(Reuters) - Here's what you need to know about the coronavirus right now:
Did the Beijing outbreak strain come from South Asia?
A strain of COVID-19 that has infected more than 300 people in Beijing since early June could have originated in South or Southeast Asia, according to a study by Harvard University researchers.
The virus found in the Beijing cases is an imported strain of COVID-19, according to the China Centre for Disease Control and Prevention.
The Harvard study took three of the SARS-CoV-2 genome sequences collected in Beijing last month and compared them to 7,643 samples worldwide. The three genomes showed the greatest resemblance to cases in Europe from February to May, and to cases in South and Southeast Asia from May to June.
They were also similar to a small number of infections seen in China in March, suggesting the strain could have appeared first in China and then returned to the country three months later, the authors said.
A COVID-19 vaccine developed by German biotech firm BioNTech and U.S. pharmaceutical giant Pfizer has shown potential and was found to be well tolerated in early-stage human trials, the companies said.
The drug is one of 17 being tested on humans in a frantic global race to find a vaccine. The potential treatment is the fourth early-stage COVID-19 drug to show promise in human testing, along with projects involving Moderna, CanSino Biologics and Inovio Pharmaceuticals.
No COVID-19 vaccine has yet been approved for commercial use.
"Ominous signals" in India
A large Indian city badly hit by the coronavirus has recorded a sharp rise in deaths not attributed to the outbreak, according to official data and burial records, highlighting how the pandemic has affected general healthcare.
The increase in deaths in Ahmedabad, the most populous city in western Gujarat state, is due to patients with serious illnesses either not able to go to hospitals or being afraid to visit them because of the virus, doctors said.
The numbers contain "ominous signals" for the rest of the country, said Dr Rajib Dasgupta, a professor of community health at New Delhi's Jawaharlal Nehru University.
India has the world's fourth-biggest coronavirus outbreak, with more than 600,000 confirmed cases and 17,800 deaths, and some of its largest cities are still reeling from rising infections.
COVID-19 testing at Republican convention
The U.S. Republican National Committee (RNC) plans to make coronavirus testing available to everyone attending the party's convention in August and is discussing whether to make testing mandatory, according to two people familiar with the matter.
The RNC is scrambling to put together plans to hold a largely in-person convention in Florida and North Carolina amid mounting concerns about the spread of the coronavirus that has killed more than 127,000 Americans.
Some 330 delegates will travel to Charlotte, North Carolina, to nominate President Donald Trump as the Republican candidate to take on Democrat Joe Biden on Nov. 3, while the more than 2,000 remaining delegates will perform a ceremonial vote in Jacksonville, Florida, to confirm the nomination, according to the RNC.

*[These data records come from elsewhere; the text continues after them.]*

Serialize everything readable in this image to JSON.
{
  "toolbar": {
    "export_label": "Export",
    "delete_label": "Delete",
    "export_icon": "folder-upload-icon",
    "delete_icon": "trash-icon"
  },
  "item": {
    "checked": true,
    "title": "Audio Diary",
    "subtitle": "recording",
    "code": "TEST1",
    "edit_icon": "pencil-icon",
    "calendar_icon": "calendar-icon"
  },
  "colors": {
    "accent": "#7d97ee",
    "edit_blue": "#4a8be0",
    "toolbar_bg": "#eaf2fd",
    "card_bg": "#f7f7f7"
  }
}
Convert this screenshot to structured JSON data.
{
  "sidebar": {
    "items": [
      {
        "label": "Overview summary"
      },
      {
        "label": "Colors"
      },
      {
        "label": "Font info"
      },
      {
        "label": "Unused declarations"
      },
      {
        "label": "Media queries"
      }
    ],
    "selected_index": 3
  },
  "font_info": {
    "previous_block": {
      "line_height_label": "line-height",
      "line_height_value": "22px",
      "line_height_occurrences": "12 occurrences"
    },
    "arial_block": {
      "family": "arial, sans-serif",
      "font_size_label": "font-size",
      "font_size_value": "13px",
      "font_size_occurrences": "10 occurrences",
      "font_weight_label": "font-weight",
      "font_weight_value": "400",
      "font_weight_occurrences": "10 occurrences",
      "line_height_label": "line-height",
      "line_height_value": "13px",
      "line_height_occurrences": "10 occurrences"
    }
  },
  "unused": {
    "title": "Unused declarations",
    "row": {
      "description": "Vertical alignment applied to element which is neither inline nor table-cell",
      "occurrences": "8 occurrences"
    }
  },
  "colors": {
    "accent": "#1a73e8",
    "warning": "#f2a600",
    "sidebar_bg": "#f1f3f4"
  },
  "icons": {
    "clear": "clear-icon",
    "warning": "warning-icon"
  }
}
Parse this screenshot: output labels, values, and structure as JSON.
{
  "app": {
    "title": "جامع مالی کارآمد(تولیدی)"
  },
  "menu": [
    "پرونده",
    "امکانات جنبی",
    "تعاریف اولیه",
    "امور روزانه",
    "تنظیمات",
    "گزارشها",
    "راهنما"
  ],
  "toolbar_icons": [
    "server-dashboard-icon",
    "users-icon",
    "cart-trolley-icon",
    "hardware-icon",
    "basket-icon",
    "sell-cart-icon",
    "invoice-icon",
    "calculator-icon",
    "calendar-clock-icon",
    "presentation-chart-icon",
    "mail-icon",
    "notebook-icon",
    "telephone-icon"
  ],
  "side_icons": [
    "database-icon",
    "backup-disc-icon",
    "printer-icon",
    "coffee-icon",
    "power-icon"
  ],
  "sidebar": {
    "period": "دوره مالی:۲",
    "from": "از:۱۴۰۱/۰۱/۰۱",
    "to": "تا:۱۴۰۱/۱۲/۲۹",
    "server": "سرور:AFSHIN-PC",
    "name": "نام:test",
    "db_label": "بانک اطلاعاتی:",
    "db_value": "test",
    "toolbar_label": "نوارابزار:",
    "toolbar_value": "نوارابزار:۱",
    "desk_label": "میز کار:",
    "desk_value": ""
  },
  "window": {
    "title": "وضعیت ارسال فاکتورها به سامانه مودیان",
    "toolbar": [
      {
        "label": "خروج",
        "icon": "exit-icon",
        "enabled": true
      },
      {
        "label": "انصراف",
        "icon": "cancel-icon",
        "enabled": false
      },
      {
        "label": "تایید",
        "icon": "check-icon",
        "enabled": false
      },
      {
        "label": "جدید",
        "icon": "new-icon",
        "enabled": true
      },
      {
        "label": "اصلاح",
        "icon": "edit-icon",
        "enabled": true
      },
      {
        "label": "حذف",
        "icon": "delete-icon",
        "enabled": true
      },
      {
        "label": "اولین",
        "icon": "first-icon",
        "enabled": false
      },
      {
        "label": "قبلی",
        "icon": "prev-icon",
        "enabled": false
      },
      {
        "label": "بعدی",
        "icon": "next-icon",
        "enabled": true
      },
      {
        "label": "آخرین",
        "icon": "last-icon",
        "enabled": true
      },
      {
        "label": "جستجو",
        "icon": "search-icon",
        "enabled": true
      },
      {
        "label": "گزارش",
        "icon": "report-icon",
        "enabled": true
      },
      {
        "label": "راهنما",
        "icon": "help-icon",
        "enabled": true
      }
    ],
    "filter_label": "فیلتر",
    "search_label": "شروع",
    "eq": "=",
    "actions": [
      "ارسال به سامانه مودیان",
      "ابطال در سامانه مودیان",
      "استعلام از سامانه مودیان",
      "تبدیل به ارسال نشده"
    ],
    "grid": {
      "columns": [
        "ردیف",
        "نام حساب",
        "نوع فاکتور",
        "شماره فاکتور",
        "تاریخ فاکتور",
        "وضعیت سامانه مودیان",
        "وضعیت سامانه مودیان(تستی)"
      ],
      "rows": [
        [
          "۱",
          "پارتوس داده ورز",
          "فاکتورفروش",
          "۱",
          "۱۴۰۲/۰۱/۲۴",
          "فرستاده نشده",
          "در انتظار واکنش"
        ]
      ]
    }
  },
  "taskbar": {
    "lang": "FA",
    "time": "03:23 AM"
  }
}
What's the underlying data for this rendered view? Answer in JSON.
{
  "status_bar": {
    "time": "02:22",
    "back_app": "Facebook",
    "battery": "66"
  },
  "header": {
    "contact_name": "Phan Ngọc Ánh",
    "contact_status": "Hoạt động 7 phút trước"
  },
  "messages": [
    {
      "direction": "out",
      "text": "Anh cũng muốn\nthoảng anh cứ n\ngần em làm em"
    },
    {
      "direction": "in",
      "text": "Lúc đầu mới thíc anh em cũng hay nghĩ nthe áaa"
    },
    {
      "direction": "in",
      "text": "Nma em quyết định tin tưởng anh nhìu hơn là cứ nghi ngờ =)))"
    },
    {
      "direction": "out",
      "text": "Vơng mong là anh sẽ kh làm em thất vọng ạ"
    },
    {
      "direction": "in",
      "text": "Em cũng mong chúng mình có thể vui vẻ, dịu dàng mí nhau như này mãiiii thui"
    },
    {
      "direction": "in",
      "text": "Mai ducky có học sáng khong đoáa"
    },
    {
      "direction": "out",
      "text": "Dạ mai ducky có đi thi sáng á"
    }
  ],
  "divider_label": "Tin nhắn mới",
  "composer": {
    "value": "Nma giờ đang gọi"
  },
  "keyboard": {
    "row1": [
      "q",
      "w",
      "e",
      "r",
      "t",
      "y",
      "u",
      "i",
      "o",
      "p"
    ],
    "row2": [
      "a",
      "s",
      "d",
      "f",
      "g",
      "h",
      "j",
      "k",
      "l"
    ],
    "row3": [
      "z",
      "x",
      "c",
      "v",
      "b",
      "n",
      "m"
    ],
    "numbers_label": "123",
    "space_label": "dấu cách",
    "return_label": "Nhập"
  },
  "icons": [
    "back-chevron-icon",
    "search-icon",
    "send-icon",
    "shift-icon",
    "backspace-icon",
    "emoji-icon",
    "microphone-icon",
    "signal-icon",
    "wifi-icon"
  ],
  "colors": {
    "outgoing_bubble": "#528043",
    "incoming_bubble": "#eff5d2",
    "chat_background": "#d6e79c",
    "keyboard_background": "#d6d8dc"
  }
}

Check in but never leave
Starved of the travel experience during the coronavirus lockdown? One Taiwan airport has the solution - a fake itinerary where you check in, go through passport control and security and even board the aircraft. You just never leave.
Taipei’s Songshan airport on Thursday began offering travellers the chance to do just that, with some 60 people eager to get going, albeit to nowhere.
Around 7,000 people applied to take part, the winners chosen by random. More fake flight experiences will take place in coming weeks.
Taiwan has emerged relatively unscathed from the pandemic thanks to early and effective prevention steps, but has largely closed its borders since mid-March.
(Compiled by Linda Noakes)